▶ **What you will do**: Would you please set down the data again exactly as given, excluding the pictures?

▶ **Records shown**:
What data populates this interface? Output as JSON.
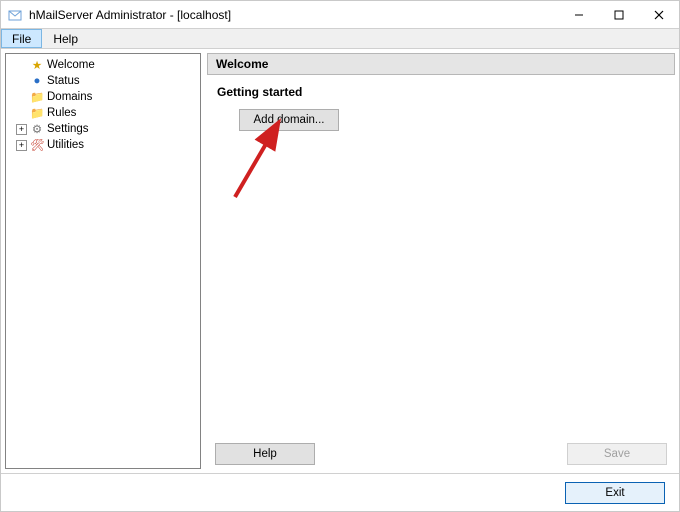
{
  "title": "hMailServer Administrator - [localhost]",
  "menu": {
    "file": "File",
    "help": "Help"
  },
  "tree": {
    "items": [
      {
        "label": "Welcome",
        "icon": "star",
        "color": "#d9a500"
      },
      {
        "label": "Status",
        "icon": "globe",
        "color": "#2a6fc7"
      },
      {
        "label": "Domains",
        "icon": "folder",
        "color": "#e8c04a"
      },
      {
        "label": "Rules",
        "icon": "folder",
        "color": "#e8c04a"
      },
      {
        "label": "Settings",
        "icon": "gear",
        "color": "#777",
        "expandable": true
      },
      {
        "label": "Utilities",
        "icon": "tools",
        "color": "#c43a2b",
        "expandable": true
      }
    ]
  },
  "panel": {
    "title": "Welcome",
    "section": "Getting started",
    "add_domain": "Add domain...",
    "help": "Help",
    "save": "Save"
  },
  "footer": {
    "exit": "Exit"
  }
}
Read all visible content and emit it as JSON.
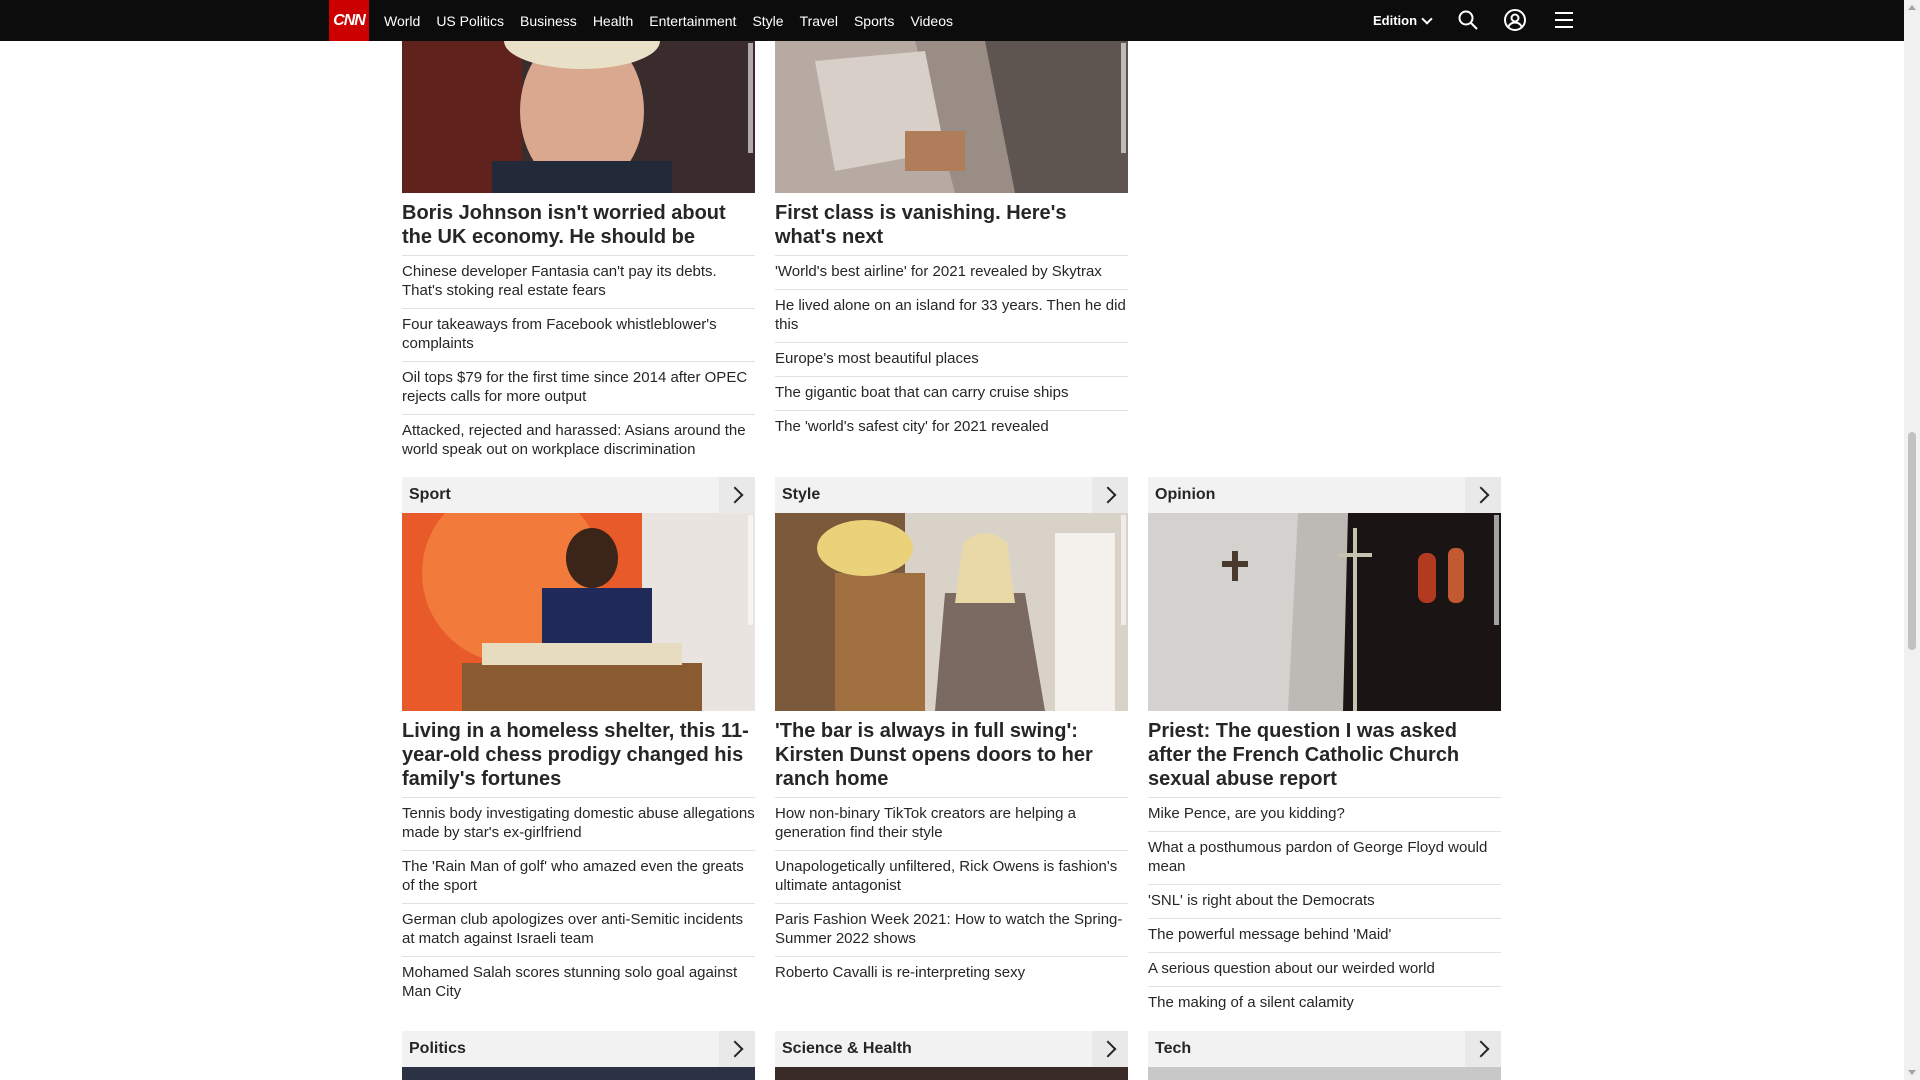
{
  "nav": {
    "logo": "CNN",
    "links": [
      "World",
      "US Politics",
      "Business",
      "Health",
      "Entertainment",
      "Style",
      "Travel",
      "Sports",
      "Videos"
    ],
    "edition": "Edition"
  },
  "top": {
    "left": {
      "headline": "Boris Johnson isn't worried about the UK economy. He should be",
      "stories": [
        "Chinese developer Fantasia can't pay its debts. That's stoking real estate fears",
        "Four takeaways from Facebook whistleblower's complaints",
        "Oil tops $79 for the first time since 2014 after OPEC rejects calls for more output",
        "Attacked, rejected and harassed: Asians around the world speak out on workplace discrimination"
      ]
    },
    "middle": {
      "headline": "First class is vanishing. Here's what's next",
      "stories": [
        "'World's best airline' for 2021 revealed by Skytrax",
        "He lived alone on an island for 33 years. Then he did this",
        "Europe's most beautiful places",
        "The gigantic boat that can carry cruise ships",
        "The 'world's safest city' for 2021 revealed"
      ]
    }
  },
  "sections": {
    "sport": {
      "title": "Sport",
      "headline": "Living in a homeless shelter, this 11-year-old chess prodigy changed his family's fortunes",
      "stories": [
        "Tennis body investigating domestic abuse allegations made by star's ex-girlfriend",
        "The 'Rain Man of golf' who amazed even the greats of the sport",
        "German club apologizes over anti-Semitic incidents at match against Israeli team",
        "Mohamed Salah scores stunning solo goal against Man City"
      ]
    },
    "style": {
      "title": "Style",
      "headline": "'The bar is always in full swing': Kirsten Dunst opens doors to her ranch home",
      "stories": [
        "How non-binary TikTok creators are helping a generation find their style",
        "Unapologetically unfiltered, Rick Owens is fashion's ultimate antagonist",
        "Paris Fashion Week 2021: How to watch the Spring-Summer 2022 shows",
        "Roberto Cavalli is re-interpreting sexy"
      ]
    },
    "opinion": {
      "title": "Opinion",
      "headline": "Priest: The question I was asked after the French Catholic Church sexual abuse report",
      "stories": [
        "Mike Pence, are you kidding?",
        "What a posthumous pardon of George Floyd would mean",
        "'SNL' is right about the Democrats",
        "The powerful message behind 'Maid'",
        "A serious question about our weirded world",
        "The making of a silent calamity"
      ]
    },
    "politics": {
      "title": "Politics"
    },
    "science": {
      "title": "Science & Health"
    },
    "tech": {
      "title": "Tech"
    }
  },
  "colors": {
    "brand": "#cc0000",
    "nav_bg": "#0c0c0c",
    "section_header_bg": "#f2f2f2"
  },
  "icons": [
    "search-icon",
    "account-icon",
    "menu-icon",
    "chevron-right-icon"
  ]
}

▶ **Output below**:
What data populates this interface? Output as JSON.
{
  "title": "hMailServer Administrator - [localhost]",
  "menu": {
    "file": "File",
    "help": "Help"
  },
  "tree": {
    "items": [
      {
        "label": "Welcome",
        "icon": "star",
        "color": "#d9a500"
      },
      {
        "label": "Status",
        "icon": "globe",
        "color": "#2a6fc7"
      },
      {
        "label": "Domains",
        "icon": "folder",
        "color": "#e8c04a"
      },
      {
        "label": "Rules",
        "icon": "folder",
        "color": "#e8c04a"
      },
      {
        "label": "Settings",
        "icon": "gear",
        "color": "#777",
        "expandable": true
      },
      {
        "label": "Utilities",
        "icon": "tools",
        "color": "#c43a2b",
        "expandable": true
      }
    ]
  },
  "panel": {
    "title": "Welcome",
    "section": "Getting started",
    "add_domain": "Add domain...",
    "help": "Help",
    "save": "Save"
  },
  "footer": {
    "exit": "Exit"
  }
}
Read all visible content and emit it as JSON.
{
  "nav": {
    "logo": "CNN",
    "links": [
      "World",
      "US Politics",
      "Business",
      "Health",
      "Entertainment",
      "Style",
      "Travel",
      "Sports",
      "Videos"
    ],
    "edition": "Edition"
  },
  "top": {
    "left": {
      "headline": "Boris Johnson isn't worried about the UK economy. He should be",
      "stories": [
        "Chinese developer Fantasia can't pay its debts. That's stoking real estate fears",
        "Four takeaways from Facebook whistleblower's complaints",
        "Oil tops $79 for the first time since 2014 after OPEC rejects calls for more output",
        "Attacked, rejected and harassed: Asians around the world speak out on workplace discrimination"
      ]
    },
    "middle": {
      "headline": "First class is vanishing. Here's what's next",
      "stories": [
        "'World's best airline' for 2021 revealed by Skytrax",
        "He lived alone on an island for 33 years. Then he did this",
        "Europe's most beautiful places",
        "The gigantic boat that can carry cruise ships",
        "The 'world's safest city' for 2021 revealed"
      ]
    }
  },
  "sections": {
    "sport": {
      "title": "Sport",
      "headline": "Living in a homeless shelter, this 11-year-old chess prodigy changed his family's fortunes",
      "stories": [
        "Tennis body investigating domestic abuse allegations made by star's ex-girlfriend",
        "The 'Rain Man of golf' who amazed even the greats of the sport",
        "German club apologizes over anti-Semitic incidents at match against Israeli team",
        "Mohamed Salah scores stunning solo goal against Man City"
      ]
    },
    "style": {
      "title": "Style",
      "headline": "'The bar is always in full swing': Kirsten Dunst opens doors to her ranch home",
      "stories": [
        "How non-binary TikTok creators are helping a generation find their style",
        "Unapologetically unfiltered, Rick Owens is fashion's ultimate antagonist",
        "Paris Fashion Week 2021: How to watch the Spring-Summer 2022 shows",
        "Roberto Cavalli is re-interpreting sexy"
      ]
    },
    "opinion": {
      "title": "Opinion",
      "headline": "Priest: The question I was asked after the French Catholic Church sexual abuse report",
      "stories": [
        "Mike Pence, are you kidding?",
        "What a posthumous pardon of George Floyd would mean",
        "'SNL' is right about the Democrats",
        "The powerful message behind 'Maid'",
        "A serious question about our weirded world",
        "The making of a silent calamity"
      ]
    },
    "politics": {
      "title": "Politics"
    },
    "science": {
      "title": "Science & Health"
    },
    "tech": {
      "title": "Tech"
    }
  },
  "colors": {
    "brand": "#cc0000",
    "nav_bg": "#0c0c0c",
    "section_header_bg": "#f2f2f2"
  },
  "icons": [
    "search-icon",
    "account-icon",
    "menu-icon",
    "chevron-right-icon"
  ]
}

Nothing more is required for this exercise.